The original object of study in this case was the Esquipulas-Ocotepeque-Citala Aquifer System, referred to as Trifinio Aquifer because of the name of the area where it is located. This system appeared as shared by Honduras, El Salvador and Guatemala and was well representative of the many intermountain alluvial aquifers that overlie fractured hard rock basements, with complex permeability distribution linked to both fractures and primary porosity.
The last studies conducted in the framework of the project showed that there is no hydraulic continuity between the aquifers present in the Cuenca of Esquipulas, including the deeper one below the shallow unconfined one, and the groundwater found downstream (Citala-Ocotepeque Aquifer) in Honduras and extending further South East into El Salvador.
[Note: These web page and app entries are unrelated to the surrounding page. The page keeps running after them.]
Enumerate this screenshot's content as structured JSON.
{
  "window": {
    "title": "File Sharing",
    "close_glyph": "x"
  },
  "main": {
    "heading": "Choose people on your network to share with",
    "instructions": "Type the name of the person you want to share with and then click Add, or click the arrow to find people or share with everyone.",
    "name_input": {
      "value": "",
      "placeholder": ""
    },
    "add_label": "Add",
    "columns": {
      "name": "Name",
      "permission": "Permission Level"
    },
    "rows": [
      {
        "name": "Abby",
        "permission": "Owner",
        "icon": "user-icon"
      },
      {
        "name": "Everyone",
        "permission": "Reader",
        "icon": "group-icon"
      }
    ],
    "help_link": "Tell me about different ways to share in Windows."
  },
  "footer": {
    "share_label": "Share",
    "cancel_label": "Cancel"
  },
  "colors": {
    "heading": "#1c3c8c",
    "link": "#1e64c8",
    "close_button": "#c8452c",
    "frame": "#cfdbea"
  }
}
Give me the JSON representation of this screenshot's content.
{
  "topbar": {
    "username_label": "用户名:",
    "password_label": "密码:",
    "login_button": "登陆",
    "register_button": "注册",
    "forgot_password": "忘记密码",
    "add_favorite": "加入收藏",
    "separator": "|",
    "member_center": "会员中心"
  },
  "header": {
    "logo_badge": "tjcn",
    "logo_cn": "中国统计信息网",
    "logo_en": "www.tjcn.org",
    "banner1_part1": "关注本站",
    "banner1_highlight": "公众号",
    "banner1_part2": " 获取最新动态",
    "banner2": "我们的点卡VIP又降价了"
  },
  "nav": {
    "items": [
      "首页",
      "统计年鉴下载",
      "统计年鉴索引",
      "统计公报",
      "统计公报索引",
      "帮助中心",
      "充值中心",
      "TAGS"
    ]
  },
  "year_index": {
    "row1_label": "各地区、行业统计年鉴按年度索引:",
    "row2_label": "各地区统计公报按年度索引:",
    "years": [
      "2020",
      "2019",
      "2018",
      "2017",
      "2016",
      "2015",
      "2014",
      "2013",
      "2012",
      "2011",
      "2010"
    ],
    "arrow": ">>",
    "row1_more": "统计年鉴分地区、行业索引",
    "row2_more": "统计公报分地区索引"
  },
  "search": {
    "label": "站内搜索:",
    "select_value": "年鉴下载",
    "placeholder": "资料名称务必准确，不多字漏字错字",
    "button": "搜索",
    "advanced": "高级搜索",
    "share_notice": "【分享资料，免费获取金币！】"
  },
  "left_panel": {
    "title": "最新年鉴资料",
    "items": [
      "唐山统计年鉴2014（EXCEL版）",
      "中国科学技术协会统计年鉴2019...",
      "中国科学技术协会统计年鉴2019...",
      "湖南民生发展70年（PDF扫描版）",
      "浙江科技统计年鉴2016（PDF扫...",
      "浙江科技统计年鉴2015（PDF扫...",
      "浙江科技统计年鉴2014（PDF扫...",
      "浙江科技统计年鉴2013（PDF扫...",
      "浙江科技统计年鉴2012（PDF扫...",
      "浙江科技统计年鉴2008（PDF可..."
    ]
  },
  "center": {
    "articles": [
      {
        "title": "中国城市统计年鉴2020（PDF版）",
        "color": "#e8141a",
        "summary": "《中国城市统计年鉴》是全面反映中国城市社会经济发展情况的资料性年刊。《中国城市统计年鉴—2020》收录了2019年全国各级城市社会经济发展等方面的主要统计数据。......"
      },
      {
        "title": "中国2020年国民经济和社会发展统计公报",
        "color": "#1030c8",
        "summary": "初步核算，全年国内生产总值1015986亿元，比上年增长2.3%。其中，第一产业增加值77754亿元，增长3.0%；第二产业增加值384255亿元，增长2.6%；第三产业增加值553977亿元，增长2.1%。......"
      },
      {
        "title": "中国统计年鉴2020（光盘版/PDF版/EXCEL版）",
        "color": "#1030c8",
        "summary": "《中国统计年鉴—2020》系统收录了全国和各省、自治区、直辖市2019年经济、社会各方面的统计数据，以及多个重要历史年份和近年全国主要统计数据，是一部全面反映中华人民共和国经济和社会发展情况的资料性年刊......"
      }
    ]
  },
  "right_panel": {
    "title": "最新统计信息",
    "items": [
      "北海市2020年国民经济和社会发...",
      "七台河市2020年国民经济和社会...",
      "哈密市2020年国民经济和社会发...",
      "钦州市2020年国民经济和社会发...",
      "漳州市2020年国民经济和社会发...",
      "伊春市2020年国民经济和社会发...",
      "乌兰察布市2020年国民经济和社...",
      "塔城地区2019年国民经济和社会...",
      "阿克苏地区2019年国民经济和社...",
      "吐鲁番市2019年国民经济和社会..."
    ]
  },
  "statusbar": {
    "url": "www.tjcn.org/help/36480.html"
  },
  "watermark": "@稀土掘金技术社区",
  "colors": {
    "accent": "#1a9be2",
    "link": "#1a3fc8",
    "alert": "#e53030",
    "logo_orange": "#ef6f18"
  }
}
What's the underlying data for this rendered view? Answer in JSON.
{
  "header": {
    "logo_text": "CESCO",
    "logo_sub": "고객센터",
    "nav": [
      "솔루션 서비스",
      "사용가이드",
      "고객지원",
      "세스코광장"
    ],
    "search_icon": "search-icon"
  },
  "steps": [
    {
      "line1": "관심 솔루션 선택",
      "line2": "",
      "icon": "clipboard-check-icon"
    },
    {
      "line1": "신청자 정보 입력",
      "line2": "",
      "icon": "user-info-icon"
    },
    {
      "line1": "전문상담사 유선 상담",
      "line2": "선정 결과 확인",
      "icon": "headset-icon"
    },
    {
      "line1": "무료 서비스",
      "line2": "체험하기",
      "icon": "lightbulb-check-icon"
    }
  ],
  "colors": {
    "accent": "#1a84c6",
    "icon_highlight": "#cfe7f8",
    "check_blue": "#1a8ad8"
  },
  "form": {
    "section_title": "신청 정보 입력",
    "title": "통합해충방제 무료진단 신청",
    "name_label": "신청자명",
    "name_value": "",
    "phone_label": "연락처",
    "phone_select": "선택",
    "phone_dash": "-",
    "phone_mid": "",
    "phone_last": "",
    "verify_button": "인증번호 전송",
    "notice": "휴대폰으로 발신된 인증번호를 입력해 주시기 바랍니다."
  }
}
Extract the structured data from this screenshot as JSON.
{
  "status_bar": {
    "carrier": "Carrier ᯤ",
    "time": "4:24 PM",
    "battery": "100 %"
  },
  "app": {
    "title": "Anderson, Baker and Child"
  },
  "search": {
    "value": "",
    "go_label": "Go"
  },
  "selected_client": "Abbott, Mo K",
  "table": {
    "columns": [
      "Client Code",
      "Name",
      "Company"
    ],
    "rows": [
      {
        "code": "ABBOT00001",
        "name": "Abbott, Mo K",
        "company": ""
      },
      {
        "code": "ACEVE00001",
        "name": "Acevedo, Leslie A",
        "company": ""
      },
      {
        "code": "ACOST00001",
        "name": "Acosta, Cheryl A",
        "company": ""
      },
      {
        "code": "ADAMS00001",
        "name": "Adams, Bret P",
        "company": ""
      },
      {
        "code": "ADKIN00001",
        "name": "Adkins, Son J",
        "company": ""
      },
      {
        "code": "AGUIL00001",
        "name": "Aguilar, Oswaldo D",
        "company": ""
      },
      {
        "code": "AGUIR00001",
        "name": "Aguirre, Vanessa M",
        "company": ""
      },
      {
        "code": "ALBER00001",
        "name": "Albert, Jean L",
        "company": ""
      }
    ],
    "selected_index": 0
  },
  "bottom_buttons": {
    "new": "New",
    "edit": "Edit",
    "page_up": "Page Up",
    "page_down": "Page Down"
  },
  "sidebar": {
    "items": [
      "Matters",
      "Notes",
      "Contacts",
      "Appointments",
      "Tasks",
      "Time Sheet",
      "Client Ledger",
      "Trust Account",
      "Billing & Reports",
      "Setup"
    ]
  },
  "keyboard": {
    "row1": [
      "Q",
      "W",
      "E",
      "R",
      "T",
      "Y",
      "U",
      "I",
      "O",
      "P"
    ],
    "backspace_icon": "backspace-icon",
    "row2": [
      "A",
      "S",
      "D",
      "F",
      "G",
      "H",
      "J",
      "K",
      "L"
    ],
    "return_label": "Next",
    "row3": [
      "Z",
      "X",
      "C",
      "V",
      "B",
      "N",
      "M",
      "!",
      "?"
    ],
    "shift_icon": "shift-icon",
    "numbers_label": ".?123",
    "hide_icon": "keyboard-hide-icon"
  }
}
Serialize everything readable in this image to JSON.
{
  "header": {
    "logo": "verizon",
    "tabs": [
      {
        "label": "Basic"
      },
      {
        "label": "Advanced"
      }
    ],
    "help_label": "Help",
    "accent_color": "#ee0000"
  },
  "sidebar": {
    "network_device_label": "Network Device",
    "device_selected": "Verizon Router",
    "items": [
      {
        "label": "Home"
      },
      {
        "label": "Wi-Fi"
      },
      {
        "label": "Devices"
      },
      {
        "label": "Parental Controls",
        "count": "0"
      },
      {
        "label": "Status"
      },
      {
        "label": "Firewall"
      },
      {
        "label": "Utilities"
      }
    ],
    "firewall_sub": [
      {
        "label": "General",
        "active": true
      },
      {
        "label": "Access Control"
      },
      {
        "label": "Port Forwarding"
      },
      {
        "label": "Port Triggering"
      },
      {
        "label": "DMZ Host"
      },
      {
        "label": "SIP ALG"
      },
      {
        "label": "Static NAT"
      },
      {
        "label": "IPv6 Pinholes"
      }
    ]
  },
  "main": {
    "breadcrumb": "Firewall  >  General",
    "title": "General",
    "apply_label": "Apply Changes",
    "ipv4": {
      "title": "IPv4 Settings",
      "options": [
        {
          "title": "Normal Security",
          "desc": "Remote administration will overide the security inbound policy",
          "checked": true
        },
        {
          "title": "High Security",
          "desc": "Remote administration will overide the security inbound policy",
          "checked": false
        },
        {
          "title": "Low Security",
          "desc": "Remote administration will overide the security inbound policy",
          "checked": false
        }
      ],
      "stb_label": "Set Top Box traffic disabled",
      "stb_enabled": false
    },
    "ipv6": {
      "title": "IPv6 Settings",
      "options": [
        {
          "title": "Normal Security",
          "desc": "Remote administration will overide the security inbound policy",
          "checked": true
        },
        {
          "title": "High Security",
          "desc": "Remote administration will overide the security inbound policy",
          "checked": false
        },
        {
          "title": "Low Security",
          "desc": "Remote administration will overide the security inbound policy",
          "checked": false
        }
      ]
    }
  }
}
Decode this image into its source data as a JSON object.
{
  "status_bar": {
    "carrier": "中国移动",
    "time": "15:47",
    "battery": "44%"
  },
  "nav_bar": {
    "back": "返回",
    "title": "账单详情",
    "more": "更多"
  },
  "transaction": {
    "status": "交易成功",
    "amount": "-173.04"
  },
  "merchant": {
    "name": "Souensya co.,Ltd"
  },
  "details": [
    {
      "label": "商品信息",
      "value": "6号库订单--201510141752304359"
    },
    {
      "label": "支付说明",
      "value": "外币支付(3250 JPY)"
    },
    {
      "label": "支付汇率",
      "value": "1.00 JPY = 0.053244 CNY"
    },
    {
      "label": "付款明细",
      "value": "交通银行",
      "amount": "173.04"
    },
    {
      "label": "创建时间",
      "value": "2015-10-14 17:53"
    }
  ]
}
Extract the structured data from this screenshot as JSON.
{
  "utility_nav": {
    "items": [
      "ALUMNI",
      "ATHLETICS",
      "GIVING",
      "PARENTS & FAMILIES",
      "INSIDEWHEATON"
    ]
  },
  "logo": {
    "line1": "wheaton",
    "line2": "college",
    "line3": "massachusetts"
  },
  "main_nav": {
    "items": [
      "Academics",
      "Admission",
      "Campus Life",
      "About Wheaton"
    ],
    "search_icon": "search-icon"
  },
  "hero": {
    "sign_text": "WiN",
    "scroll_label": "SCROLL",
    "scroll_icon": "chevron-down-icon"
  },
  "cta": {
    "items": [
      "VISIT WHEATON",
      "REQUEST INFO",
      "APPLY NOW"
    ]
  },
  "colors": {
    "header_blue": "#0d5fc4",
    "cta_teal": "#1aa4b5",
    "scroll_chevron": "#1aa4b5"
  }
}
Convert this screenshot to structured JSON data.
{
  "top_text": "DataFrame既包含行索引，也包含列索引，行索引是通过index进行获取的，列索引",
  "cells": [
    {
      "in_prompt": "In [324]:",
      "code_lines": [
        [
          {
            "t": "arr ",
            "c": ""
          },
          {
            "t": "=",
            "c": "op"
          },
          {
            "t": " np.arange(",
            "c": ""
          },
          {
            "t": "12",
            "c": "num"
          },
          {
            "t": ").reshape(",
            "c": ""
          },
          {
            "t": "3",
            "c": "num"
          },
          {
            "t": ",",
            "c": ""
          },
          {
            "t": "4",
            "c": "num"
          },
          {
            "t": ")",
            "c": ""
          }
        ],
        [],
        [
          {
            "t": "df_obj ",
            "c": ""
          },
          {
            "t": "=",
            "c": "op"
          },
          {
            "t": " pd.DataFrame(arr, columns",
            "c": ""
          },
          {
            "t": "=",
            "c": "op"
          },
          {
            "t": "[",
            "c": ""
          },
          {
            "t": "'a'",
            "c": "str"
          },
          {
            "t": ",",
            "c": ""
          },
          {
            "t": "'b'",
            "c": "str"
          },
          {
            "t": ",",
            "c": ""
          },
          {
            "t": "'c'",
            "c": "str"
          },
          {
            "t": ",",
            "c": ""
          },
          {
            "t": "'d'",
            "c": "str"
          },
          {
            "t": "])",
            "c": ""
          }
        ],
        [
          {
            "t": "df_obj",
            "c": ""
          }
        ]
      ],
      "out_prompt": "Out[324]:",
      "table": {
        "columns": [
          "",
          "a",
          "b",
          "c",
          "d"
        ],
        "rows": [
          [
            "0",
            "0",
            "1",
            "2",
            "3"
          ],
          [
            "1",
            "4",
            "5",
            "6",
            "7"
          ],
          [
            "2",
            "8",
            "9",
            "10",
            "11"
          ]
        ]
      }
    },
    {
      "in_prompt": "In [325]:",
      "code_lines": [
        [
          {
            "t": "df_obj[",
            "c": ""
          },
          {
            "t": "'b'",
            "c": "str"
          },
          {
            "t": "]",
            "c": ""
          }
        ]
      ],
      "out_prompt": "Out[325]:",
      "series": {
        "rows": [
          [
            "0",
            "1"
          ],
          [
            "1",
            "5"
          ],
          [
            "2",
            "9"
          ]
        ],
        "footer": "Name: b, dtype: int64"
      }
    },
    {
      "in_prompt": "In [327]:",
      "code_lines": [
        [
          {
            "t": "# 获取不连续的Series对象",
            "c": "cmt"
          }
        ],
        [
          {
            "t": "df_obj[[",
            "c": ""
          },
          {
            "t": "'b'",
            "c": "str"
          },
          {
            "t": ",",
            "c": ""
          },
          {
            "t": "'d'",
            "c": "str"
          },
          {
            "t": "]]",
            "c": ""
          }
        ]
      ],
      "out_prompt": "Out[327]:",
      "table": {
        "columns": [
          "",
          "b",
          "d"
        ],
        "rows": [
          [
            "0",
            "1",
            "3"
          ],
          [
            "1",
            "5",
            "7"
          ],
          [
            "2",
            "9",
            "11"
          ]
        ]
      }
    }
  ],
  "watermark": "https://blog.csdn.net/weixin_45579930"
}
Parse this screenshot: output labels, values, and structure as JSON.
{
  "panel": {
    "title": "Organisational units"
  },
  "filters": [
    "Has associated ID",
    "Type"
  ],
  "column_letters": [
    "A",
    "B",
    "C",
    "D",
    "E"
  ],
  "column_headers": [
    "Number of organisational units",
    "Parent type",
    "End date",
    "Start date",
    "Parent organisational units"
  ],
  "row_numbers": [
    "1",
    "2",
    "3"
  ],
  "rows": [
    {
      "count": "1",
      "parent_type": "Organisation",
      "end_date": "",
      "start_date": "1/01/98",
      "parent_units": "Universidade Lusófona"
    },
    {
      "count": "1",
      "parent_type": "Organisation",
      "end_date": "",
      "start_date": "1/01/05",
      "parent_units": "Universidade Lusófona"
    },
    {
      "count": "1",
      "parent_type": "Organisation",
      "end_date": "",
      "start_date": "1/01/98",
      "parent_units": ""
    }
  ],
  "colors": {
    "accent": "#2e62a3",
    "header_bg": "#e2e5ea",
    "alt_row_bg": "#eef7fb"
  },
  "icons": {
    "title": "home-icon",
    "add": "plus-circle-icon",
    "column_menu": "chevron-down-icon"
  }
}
The only connection between the two aquifer systems is represented by the Rio Lempa itself, which develops both functions of recharge and discharge of the aquifers.
Two specificities in this case study implementation are:
- The International Union for the Protection of the Nature (IUCN) is the local partner of UNESCO-IHP for the implementation of the activities.
- The Trifinio region covers an area of about 7,500 km2 in the border areas of Guatemala, Honduras, and El Salvador. The “Plan Trifinio” is a development plan for the three countries’ trans-national region. The Plan and its related bodies and Members (Technical Secretariat, Executive Secretariat, Countries representatives) consider the area as indivisible. The role of water in the plans, actions, and processes currently underway is raising its profile in relation to the attention given to other natural resources.